HOW TO COMPLETE THIS TASK — Every entry in this listing should be written out exactly.

Segment Start: LISTED RECORDS

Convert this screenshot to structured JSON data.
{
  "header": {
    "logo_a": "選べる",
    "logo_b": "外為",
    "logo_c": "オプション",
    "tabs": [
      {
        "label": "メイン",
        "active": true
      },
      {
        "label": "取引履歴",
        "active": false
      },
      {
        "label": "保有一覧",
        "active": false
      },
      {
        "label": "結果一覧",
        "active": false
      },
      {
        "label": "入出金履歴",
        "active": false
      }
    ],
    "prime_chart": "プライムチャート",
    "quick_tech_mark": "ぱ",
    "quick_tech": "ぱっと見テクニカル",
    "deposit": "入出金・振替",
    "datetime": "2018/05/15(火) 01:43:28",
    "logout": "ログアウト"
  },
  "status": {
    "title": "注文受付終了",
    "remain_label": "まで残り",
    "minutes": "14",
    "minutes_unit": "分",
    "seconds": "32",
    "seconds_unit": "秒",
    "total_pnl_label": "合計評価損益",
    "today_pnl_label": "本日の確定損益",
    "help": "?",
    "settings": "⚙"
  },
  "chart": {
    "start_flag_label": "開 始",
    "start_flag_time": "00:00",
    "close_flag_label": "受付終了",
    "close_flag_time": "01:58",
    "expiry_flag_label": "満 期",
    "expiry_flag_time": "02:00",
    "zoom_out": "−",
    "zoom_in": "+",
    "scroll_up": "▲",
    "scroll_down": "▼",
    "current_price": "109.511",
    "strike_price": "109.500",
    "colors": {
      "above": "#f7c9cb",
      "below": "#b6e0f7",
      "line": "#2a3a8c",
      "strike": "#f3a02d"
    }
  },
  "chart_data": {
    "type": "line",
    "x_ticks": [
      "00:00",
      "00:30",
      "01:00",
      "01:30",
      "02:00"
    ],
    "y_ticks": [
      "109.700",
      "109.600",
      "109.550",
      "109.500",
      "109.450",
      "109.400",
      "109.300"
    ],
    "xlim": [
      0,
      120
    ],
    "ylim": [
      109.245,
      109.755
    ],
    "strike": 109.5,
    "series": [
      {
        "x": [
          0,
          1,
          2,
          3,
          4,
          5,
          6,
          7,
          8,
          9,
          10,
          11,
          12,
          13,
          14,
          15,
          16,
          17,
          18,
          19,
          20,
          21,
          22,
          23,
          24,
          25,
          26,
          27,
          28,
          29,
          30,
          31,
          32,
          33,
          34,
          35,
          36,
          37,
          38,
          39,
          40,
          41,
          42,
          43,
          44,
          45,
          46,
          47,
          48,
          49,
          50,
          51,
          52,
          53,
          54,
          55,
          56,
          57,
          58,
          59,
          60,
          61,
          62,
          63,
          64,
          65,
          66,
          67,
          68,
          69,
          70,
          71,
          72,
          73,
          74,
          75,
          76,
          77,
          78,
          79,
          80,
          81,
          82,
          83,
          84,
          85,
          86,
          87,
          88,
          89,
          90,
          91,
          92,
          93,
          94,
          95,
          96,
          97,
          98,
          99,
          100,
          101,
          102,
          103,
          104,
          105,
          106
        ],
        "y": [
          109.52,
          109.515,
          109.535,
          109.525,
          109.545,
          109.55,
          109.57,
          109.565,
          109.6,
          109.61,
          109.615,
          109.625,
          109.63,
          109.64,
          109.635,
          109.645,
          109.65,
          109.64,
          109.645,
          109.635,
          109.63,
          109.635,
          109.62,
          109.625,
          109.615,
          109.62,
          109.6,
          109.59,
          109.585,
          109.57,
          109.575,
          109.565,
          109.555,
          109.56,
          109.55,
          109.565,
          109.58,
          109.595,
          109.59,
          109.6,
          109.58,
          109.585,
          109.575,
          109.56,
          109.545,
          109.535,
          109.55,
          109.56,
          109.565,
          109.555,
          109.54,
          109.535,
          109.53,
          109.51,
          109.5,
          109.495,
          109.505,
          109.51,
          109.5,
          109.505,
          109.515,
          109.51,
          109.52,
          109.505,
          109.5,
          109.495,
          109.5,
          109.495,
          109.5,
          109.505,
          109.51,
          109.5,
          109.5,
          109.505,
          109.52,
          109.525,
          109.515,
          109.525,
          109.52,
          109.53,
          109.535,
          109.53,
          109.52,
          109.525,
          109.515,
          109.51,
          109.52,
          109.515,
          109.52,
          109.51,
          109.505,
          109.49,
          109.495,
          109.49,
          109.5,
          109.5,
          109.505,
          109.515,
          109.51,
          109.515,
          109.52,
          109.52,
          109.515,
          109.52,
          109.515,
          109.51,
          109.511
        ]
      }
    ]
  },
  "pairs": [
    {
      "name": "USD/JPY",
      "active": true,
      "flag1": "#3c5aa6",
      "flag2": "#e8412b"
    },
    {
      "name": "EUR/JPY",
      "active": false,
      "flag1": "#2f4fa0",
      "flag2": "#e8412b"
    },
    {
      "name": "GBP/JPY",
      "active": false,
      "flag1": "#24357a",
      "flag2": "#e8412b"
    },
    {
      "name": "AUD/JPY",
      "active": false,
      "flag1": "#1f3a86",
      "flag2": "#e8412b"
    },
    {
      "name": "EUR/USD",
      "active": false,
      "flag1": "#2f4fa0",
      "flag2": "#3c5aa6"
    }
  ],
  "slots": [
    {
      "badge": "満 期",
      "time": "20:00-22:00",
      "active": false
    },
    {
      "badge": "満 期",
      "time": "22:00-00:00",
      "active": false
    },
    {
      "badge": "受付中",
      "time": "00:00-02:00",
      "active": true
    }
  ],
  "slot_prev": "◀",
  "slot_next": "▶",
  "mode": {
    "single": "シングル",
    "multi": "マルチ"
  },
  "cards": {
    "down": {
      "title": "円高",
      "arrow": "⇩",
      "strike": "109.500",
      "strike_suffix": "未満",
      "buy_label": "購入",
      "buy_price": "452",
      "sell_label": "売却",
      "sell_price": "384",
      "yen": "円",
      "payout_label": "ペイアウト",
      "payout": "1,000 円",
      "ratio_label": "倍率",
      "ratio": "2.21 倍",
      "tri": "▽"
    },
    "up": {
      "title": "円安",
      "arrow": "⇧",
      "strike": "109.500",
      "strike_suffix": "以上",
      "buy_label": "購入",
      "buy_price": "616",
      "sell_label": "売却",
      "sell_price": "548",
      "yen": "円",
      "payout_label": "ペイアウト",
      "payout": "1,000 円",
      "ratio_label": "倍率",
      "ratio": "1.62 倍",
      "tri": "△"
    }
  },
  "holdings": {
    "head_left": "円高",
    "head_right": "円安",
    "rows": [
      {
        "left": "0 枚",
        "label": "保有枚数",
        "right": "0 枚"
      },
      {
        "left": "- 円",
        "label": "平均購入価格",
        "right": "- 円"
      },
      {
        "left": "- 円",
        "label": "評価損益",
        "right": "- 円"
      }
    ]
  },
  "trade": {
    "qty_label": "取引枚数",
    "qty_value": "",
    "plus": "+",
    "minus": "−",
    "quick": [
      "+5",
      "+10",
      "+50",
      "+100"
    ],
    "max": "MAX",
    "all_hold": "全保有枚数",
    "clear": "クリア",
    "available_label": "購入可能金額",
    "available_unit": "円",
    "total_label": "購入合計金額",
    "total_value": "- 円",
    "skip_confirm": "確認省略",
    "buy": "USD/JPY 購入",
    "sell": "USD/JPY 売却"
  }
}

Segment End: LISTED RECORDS

RESULT BELOW —
Convert this screenshot to structured JSON data.
{
  "header": {
    "logo_a": "選べる",
    "logo_b": "外為",
    "logo_c": "オプション",
    "tabs": [
      {
        "label": "メイン",
        "active": true
      },
      {
        "label": "取引履歴",
        "active": false
      },
      {
        "label": "保有一覧",
        "active": false
      },
      {
        "label": "結果一覧",
        "active": false
      },
      {
        "label": "入出金履歴",
        "active": false
      }
    ],
    "prime_chart": "プライムチャート",
    "quick_tech_mark": "ぱ",
    "quick_tech": "ぱっと見テクニカル",
    "deposit": "入出金・振替",
    "datetime": "2018/05/15(火) 01:43:28",
    "logout": "ログアウト"
  },
  "status": {
    "title": "注文受付終了",
    "remain_label": "まで残り",
    "minutes": "14",
    "minutes_unit": "分",
    "seconds": "32",
    "seconds_unit": "秒",
    "total_pnl_label": "合計評価損益",
    "today_pnl_label": "本日の確定損益",
    "help": "?",
    "settings": "⚙"
  },
  "chart": {
    "start_flag_label": "開 始",
    "start_flag_time": "00:00",
    "close_flag_label": "受付終了",
    "close_flag_time": "01:58",
    "expiry_flag_label": "満 期",
    "expiry_flag_time": "02:00",
    "zoom_out": "−",
    "zoom_in": "+",
    "scroll_up": "▲",
    "scroll_down": "▼",
    "current_price": "109.511",
    "strike_price": "109.500",
    "colors": {
      "above": "#f7c9cb",
      "below": "#b6e0f7",
      "line": "#2a3a8c",
      "strike": "#f3a02d"
    }
  },
  "chart_data": {
    "type": "line",
    "x_ticks": [
      "00:00",
      "00:30",
      "01:00",
      "01:30",
      "02:00"
    ],
    "y_ticks": [
      "109.700",
      "109.600",
      "109.550",
      "109.500",
      "109.450",
      "109.400",
      "109.300"
    ],
    "xlim": [
      0,
      120
    ],
    "ylim": [
      109.245,
      109.755
    ],
    "strike": 109.5,
    "series": [
      {
        "x": [
          0,
          1,
          2,
          3,
          4,
          5,
          6,
          7,
          8,
          9,
          10,
          11,
          12,
          13,
          14,
          15,
          16,
          17,
          18,
          19,
          20,
          21,
          22,
          23,
          24,
          25,
          26,
          27,
          28,
          29,
          30,
          31,
          32,
          33,
          34,
          35,
          36,
          37,
          38,
          39,
          40,
          41,
          42,
          43,
          44,
          45,
          46,
          47,
          48,
          49,
          50,
          51,
          52,
          53,
          54,
          55,
          56,
          57,
          58,
          59,
          60,
          61,
          62,
          63,
          64,
          65,
          66,
          67,
          68,
          69,
          70,
          71,
          72,
          73,
          74,
          75,
          76,
          77,
          78,
          79,
          80,
          81,
          82,
          83,
          84,
          85,
          86,
          87,
          88,
          89,
          90,
          91,
          92,
          93,
          94,
          95,
          96,
          97,
          98,
          99,
          100,
          101,
          102,
          103,
          104,
          105,
          106
        ],
        "y": [
          109.52,
          109.515,
          109.535,
          109.525,
          109.545,
          109.55,
          109.57,
          109.565,
          109.6,
          109.61,
          109.615,
          109.625,
          109.63,
          109.64,
          109.635,
          109.645,
          109.65,
          109.64,
          109.645,
          109.635,
          109.63,
          109.635,
          109.62,
          109.625,
          109.615,
          109.62,
          109.6,
          109.59,
          109.585,
          109.57,
          109.575,
          109.565,
          109.555,
          109.56,
          109.55,
          109.565,
          109.58,
          109.595,
          109.59,
          109.6,
          109.58,
          109.585,
          109.575,
          109.56,
          109.545,
          109.535,
          109.55,
          109.56,
          109.565,
          109.555,
          109.54,
          109.535,
          109.53,
          109.51,
          109.5,
          109.495,
          109.505,
          109.51,
          109.5,
          109.505,
          109.515,
          109.51,
          109.52,
          109.505,
          109.5,
          109.495,
          109.5,
          109.495,
          109.5,
          109.505,
          109.51,
          109.5,
          109.5,
          109.505,
          109.52,
          109.525,
          109.515,
          109.525,
          109.52,
          109.53,
          109.535,
          109.53,
          109.52,
          109.525,
          109.515,
          109.51,
          109.52,
          109.515,
          109.52,
          109.51,
          109.505,
          109.49,
          109.495,
          109.49,
          109.5,
          109.5,
          109.505,
          109.515,
          109.51,
          109.515,
          109.52,
          109.52,
          109.515,
          109.52,
          109.515,
          109.51,
          109.511
        ]
      }
    ]
  },
  "pairs": [
    {
      "name": "USD/JPY",
      "active": true,
      "flag1": "#3c5aa6",
      "flag2": "#e8412b"
    },
    {
      "name": "EUR/JPY",
      "active": false,
      "flag1": "#2f4fa0",
      "flag2": "#e8412b"
    },
    {
      "name": "GBP/JPY",
      "active": false,
      "flag1": "#24357a",
      "flag2": "#e8412b"
    },
    {
      "name": "AUD/JPY",
      "active": false,
      "flag1": "#1f3a86",
      "flag2": "#e8412b"
    },
    {
      "name": "EUR/USD",
      "active": false,
      "flag1": "#2f4fa0",
      "flag2": "#3c5aa6"
    }
  ],
  "slots": [
    {
      "badge": "満 期",
      "time": "20:00-22:00",
      "active": false
    },
    {
      "badge": "満 期",
      "time": "22:00-00:00",
      "active": false
    },
    {
      "badge": "受付中",
      "time": "00:00-02:00",
      "active": true
    }
  ],
  "slot_prev": "◀",
  "slot_next": "▶",
  "mode": {
    "single": "シングル",
    "multi": "マルチ"
  },
  "cards": {
    "down": {
      "title": "円高",
      "arrow": "⇩",
      "strike": "109.500",
      "strike_suffix": "未満",
      "buy_label": "購入",
      "buy_price": "452",
      "sell_label": "売却",
      "sell_price": "384",
      "yen": "円",
      "payout_label": "ペイアウト",
      "payout": "1,000 円",
      "ratio_label": "倍率",
      "ratio": "2.21 倍",
      "tri": "▽"
    },
    "up": {
      "title": "円安",
      "arrow": "⇧",
      "strike": "109.500",
      "strike_suffix": "以上",
      "buy_label": "購入",
      "buy_price": "616",
      "sell_label": "売却",
      "sell_price": "548",
      "yen": "円",
      "payout_label": "ペイアウト",
      "payout": "1,000 円",
      "ratio_label": "倍率",
      "ratio": "1.62 倍",
      "tri": "△"
    }
  },
  "holdings": {
    "head_left": "円高",
    "head_right": "円安",
    "rows": [
      {
        "left": "0 枚",
        "label": "保有枚数",
        "right": "0 枚"
      },
      {
        "left": "- 円",
        "label": "平均購入価格",
        "right": "- 円"
      },
      {
        "left": "- 円",
        "label": "評価損益",
        "right": "- 円"
      }
    ]
  },
  "trade": {
    "qty_label": "取引枚数",
    "qty_value": "",
    "plus": "+",
    "minus": "−",
    "quick": [
      "+5",
      "+10",
      "+50",
      "+100"
    ],
    "max": "MAX",
    "all_hold": "全保有枚数",
    "clear": "クリア",
    "available_label": "購入可能金額",
    "available_unit": "円",
    "total_label": "購入合計金額",
    "total_value": "- 円",
    "skip_confirm": "確認省略",
    "buy": "USD/JPY 購入",
    "sell": "USD/JPY 売却"
  }
}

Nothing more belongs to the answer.